CFrames are made of a x,y,z position as well as a rotation matrix. The rotation matrix is a 3x3 matrix containing 3 vector3s.

e.g.

1,0,0 - xVector

0,1,0 - yVector

0,0,1 - zVector

the first vector is the xVector, or RightVector. This is a unit vector that is facing right. If you ever select a part in roblox studio, then use the Move tool, this would be the red arrow that appears.

the second vector is the yVector, or UpVector. This is a unit vector that is facing upwards. The color of this arrow is green.

the third vector is a little more confusing. Generally speaking, forward is negative on the Z axis. However, if you ever see `CFrame.LookVector`

it is actually inverted. positive Z is forward. However, in our rotation matrix this shouldn’t be the case. The `LookVector`

is the facing direction of the part, but in the rotational matrix `zVector`

is the real forward direction. This arrow will appear blue.

Rotation matrices should be orthonormalized. This basically means every vector discussed aboved is 90 degrees of one another. The up vector is 90 degrees of the rightvector and lookvector, etc etc. Roblox, by default, orthanormalizes rotation matrices. So you dont need to worry about this. However, the rule that every vector should be 90 degrees of one another lets us use the cross product.

For example, lets say we have a rotational matrix like so

1,0,0

0,1,0

but the last one is unknown

luckily, since its orthanormalized, we can use the cross product of the first two vectors to get the final one.

(1,0,0):cross(0,1,0) = 0,0,1

so our rotational matrix is

1,0,0

0,1,0

0,0,1

tada! If we ever want to construct a CFrame from a rotational matrix, we can use the CFrame.fromMatrix operator.

Whenever you use CFrame.Angles, you aren’t using a rotational matrix, you’re using euler angles. Generally speaking, you want to stick to using rotational matrices to avoid issues with angular space, e.g gimble lock. Sticking to rotational matrices also is more performant, since computers are much better at running matrix multiplication than trig functions ontop of matrix multiplication.
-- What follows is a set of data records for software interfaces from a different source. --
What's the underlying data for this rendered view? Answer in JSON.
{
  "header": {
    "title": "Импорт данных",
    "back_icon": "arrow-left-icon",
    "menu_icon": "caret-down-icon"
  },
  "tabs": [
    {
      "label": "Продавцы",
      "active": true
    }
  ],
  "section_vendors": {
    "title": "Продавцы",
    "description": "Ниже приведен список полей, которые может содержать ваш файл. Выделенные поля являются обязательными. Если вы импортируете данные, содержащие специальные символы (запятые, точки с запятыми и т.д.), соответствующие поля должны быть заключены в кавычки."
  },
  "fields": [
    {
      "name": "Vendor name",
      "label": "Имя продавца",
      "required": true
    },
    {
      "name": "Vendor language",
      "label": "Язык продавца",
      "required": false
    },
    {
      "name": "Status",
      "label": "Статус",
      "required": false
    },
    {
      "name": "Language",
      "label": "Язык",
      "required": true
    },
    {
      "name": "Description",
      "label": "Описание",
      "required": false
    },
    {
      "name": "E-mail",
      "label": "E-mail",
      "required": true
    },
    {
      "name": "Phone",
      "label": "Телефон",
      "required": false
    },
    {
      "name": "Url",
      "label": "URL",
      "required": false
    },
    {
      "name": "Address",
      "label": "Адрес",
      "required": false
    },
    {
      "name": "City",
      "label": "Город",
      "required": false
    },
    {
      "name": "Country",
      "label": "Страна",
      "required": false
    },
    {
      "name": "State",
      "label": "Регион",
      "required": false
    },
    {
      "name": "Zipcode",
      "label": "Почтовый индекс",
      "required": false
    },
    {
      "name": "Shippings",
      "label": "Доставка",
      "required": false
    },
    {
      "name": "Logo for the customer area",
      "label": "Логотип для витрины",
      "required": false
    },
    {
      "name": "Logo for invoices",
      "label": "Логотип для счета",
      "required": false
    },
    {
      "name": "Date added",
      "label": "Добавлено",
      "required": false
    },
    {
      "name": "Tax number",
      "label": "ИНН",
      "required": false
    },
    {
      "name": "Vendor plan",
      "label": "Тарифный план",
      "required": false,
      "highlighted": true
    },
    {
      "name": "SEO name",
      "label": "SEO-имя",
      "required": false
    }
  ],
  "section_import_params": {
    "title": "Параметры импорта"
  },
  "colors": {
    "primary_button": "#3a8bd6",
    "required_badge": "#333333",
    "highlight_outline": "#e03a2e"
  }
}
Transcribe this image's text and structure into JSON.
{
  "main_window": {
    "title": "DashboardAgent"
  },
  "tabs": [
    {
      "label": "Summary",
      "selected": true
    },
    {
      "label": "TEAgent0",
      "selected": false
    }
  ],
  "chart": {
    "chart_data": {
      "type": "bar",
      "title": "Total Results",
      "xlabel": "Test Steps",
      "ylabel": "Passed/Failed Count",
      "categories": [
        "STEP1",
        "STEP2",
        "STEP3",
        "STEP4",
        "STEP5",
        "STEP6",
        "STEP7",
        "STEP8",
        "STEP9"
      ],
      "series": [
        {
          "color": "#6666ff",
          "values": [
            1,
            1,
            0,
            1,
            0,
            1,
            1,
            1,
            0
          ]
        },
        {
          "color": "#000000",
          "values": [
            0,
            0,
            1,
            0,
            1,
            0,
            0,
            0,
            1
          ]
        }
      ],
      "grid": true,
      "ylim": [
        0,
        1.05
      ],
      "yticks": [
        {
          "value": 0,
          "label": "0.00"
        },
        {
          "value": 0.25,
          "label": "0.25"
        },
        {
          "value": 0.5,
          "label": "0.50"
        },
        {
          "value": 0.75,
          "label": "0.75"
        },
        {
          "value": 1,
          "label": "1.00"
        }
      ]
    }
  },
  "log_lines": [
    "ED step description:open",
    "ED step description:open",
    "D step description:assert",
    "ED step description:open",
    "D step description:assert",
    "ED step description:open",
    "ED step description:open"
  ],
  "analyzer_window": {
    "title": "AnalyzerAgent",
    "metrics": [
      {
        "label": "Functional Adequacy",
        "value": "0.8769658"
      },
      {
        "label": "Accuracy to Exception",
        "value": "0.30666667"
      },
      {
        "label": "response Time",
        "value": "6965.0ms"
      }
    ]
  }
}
If you’re more curious, I suggest you look into axis angle theorem and other really cool stuff.

if you have any questions, please ask!